[Stored dataset items]

---

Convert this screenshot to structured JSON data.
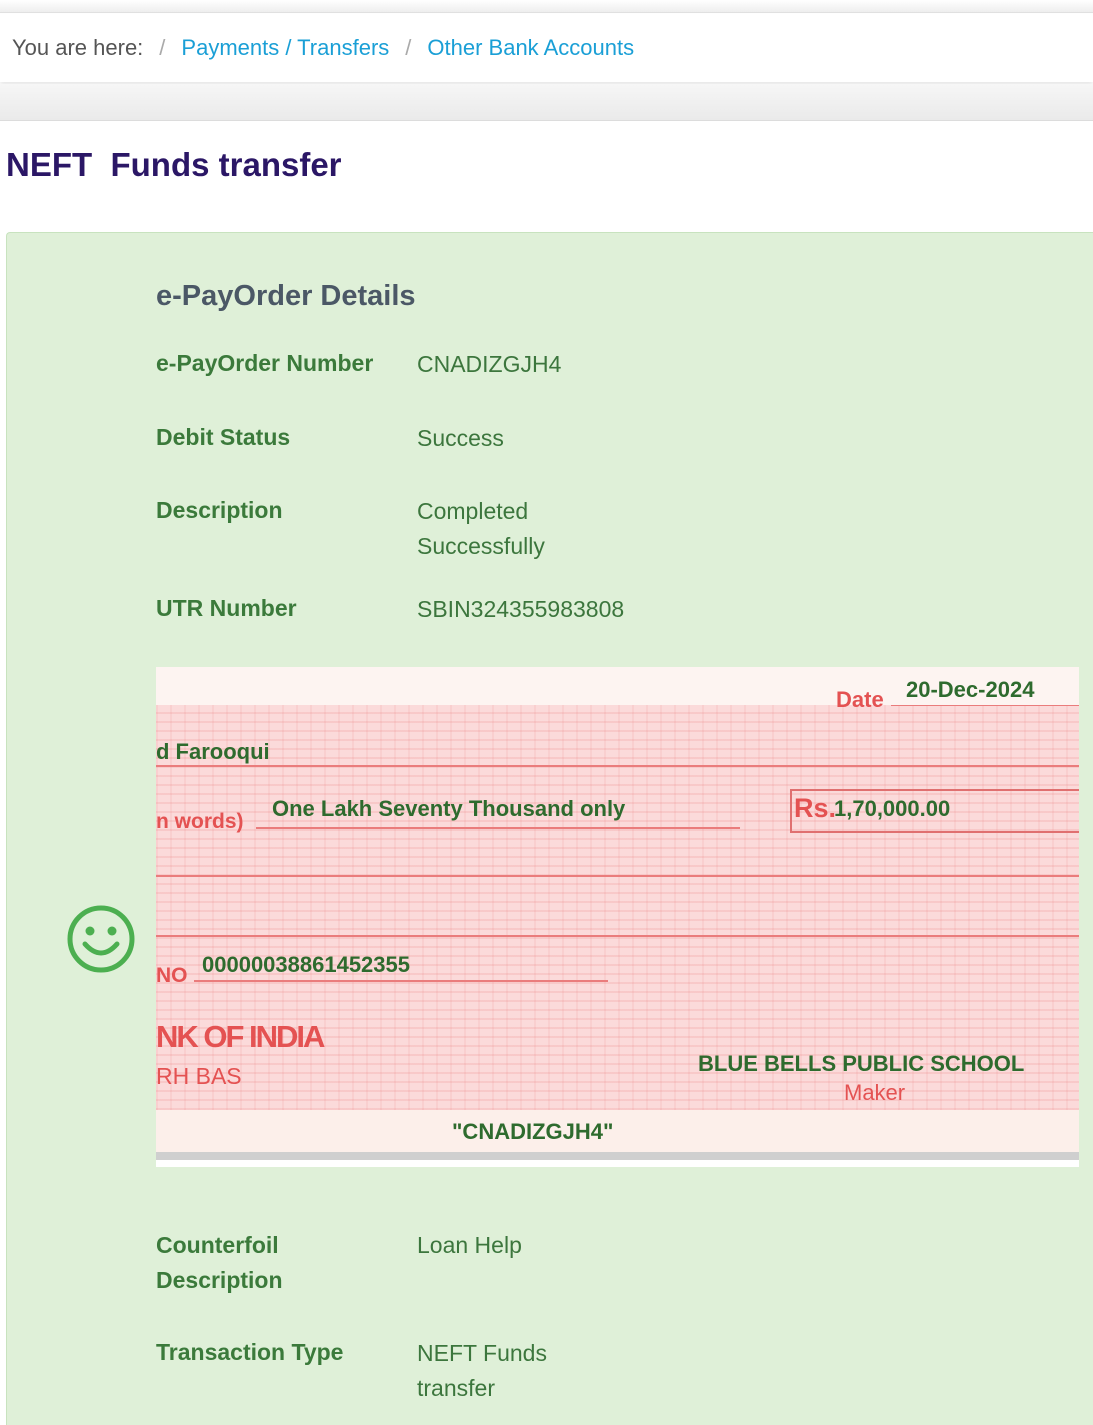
{
  "breadcrumb": {
    "prefix": "You are here:",
    "separator": "/",
    "items": [
      "Payments / Transfers",
      "Other Bank Accounts"
    ]
  },
  "page_title": "NEFT  Funds transfer",
  "section_title": "e-PayOrder Details",
  "details": [
    {
      "label": "e-PayOrder Number",
      "value": "CNADIZGJH4"
    },
    {
      "label": "Debit Status",
      "value": "Success"
    },
    {
      "label": "Description",
      "value": "Completed Successfully"
    },
    {
      "label": "UTR Number",
      "value": "SBIN324355983808"
    }
  ],
  "cheque": {
    "date_label": "Date",
    "date": "20-Dec-2024",
    "payee": "d Farooqui",
    "words_label": "n words)",
    "amount_words": "One Lakh Seventy Thousand only",
    "currency": "Rs.",
    "amount": "1,70,000.00",
    "account_label": "NO",
    "account_number": "00000038861452355",
    "bank_name": "NK OF INDIA",
    "branch": "RH BAS",
    "drawer": "BLUE BELLS PUBLIC SCHOOL",
    "maker_label": "Maker",
    "reference": "\"CNADIZGJH4\""
  },
  "details_after": [
    {
      "label": "Counterfoil Description",
      "value": "Loan Help"
    },
    {
      "label": "Transaction Type",
      "value": "NEFT Funds transfer"
    }
  ],
  "icons": {
    "status": "smiley-icon"
  },
  "colors": {
    "panel_bg": "#dff0d8",
    "label": "#3b7a3b",
    "value": "#3c763d",
    "title": "#2b1766",
    "link": "#1a9fd6",
    "cheque_red": "#e45252"
  }
}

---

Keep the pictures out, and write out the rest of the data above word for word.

Solution to this problem —
Convert this screenshot to structured JSON data.
{
  "breadcrumb": {
    "prefix": "You are here:",
    "separator": "/",
    "items": [
      "Payments / Transfers",
      "Other Bank Accounts"
    ]
  },
  "page_title": "NEFT  Funds transfer",
  "section_title": "e-PayOrder Details",
  "details": [
    {
      "label": "e-PayOrder Number",
      "value": "CNADIZGJH4"
    },
    {
      "label": "Debit Status",
      "value": "Success"
    },
    {
      "label": "Description",
      "value": "Completed Successfully"
    },
    {
      "label": "UTR Number",
      "value": "SBIN324355983808"
    }
  ],
  "cheque": {
    "date_label": "Date",
    "date": "20-Dec-2024",
    "payee": "d Farooqui",
    "words_label": "n words)",
    "amount_words": "One Lakh Seventy Thousand only",
    "currency": "Rs.",
    "amount": "1,70,000.00",
    "account_label": "NO",
    "account_number": "00000038861452355",
    "bank_name": "NK OF INDIA",
    "branch": "RH BAS",
    "drawer": "BLUE BELLS PUBLIC SCHOOL",
    "maker_label": "Maker",
    "reference": "\"CNADIZGJH4\""
  },
  "details_after": [
    {
      "label": "Counterfoil Description",
      "value": "Loan Help"
    },
    {
      "label": "Transaction Type",
      "value": "NEFT Funds transfer"
    }
  ],
  "icons": {
    "status": "smiley-icon"
  },
  "colors": {
    "panel_bg": "#dff0d8",
    "label": "#3b7a3b",
    "value": "#3c763d",
    "title": "#2b1766",
    "link": "#1a9fd6",
    "cheque_red": "#e45252"
  }
}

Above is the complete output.